Arkansas Highways

Arkansas Highways is a magazine that contains updates and information, as well as artistic photographs related to the state of Arkansas and the Arkansas Highway System. It is published bimonthly in Little Rock, Arkansas by the Public Information Office of the Arkansas Department of Transportation.

                                               

Budget Memorandum (Netherlands)

The Budget Memorandum is a general explanation by the Government of the Netherlands of the expected revenues and expenses in the National Budget for a year. After the king has given the Speech from the throne on Prinsjesdag every third Tuesday in September, the Finance Minister offers the suitcase with the National Budget and the Budget Memorandum to the president of the House of Representatives.

                                               

Government circular

A government circular is a written statement of government policy. It will often provide information, guidance, rules, and/or background information on legislative or procedural matters.

                                               

Government comics
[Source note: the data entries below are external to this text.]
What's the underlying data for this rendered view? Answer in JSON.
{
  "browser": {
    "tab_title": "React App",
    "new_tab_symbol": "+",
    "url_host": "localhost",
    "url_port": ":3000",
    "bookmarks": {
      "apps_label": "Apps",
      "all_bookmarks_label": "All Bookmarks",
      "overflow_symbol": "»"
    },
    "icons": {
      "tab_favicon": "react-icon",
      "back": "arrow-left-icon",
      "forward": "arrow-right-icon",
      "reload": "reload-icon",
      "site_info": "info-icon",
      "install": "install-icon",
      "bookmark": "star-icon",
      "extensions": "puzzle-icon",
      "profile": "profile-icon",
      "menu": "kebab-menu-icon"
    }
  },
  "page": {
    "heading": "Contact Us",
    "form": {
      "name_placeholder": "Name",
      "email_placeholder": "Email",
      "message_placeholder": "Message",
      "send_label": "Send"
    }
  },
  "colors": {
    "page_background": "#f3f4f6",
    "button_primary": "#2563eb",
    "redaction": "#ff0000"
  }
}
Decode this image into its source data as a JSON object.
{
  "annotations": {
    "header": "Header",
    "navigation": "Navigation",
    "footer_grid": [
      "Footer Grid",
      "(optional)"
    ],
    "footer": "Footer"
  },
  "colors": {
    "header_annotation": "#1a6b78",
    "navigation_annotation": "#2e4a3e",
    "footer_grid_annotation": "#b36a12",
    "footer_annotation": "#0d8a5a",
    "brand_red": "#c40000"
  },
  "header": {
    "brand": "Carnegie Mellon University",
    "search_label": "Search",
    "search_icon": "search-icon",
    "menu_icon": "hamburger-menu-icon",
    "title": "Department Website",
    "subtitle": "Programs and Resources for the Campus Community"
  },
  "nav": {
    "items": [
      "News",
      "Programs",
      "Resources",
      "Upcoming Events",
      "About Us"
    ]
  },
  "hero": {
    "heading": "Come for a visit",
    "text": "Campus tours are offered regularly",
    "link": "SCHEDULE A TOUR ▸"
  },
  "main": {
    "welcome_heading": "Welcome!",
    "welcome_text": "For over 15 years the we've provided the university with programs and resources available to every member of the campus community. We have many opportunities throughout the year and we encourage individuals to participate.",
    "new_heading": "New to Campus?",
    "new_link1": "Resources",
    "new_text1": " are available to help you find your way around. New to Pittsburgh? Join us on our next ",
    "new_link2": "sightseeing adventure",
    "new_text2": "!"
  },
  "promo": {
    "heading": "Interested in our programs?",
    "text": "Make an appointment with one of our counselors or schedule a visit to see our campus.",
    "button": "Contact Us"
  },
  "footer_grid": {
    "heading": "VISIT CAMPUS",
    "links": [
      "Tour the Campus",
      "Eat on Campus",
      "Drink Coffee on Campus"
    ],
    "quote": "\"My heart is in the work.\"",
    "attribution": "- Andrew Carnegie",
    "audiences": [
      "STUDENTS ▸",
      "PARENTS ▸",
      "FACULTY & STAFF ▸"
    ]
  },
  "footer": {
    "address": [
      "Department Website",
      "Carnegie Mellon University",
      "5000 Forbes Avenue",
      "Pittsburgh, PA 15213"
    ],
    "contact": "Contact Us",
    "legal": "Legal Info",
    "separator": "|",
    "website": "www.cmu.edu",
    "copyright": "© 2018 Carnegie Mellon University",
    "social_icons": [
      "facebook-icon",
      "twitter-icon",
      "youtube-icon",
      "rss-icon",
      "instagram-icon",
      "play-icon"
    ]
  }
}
Government comics include informational material produced in comic book-format by governments and their affiliated bodies. These works fulfill a wide variety of purposes often seen in government publications, primarily educating the public about government programs or lifestyle choices the government wants to encourage. Richard L. Graham examines and dissects the United States government comics in Government Issue: Comics for the People, 1940s-2000s.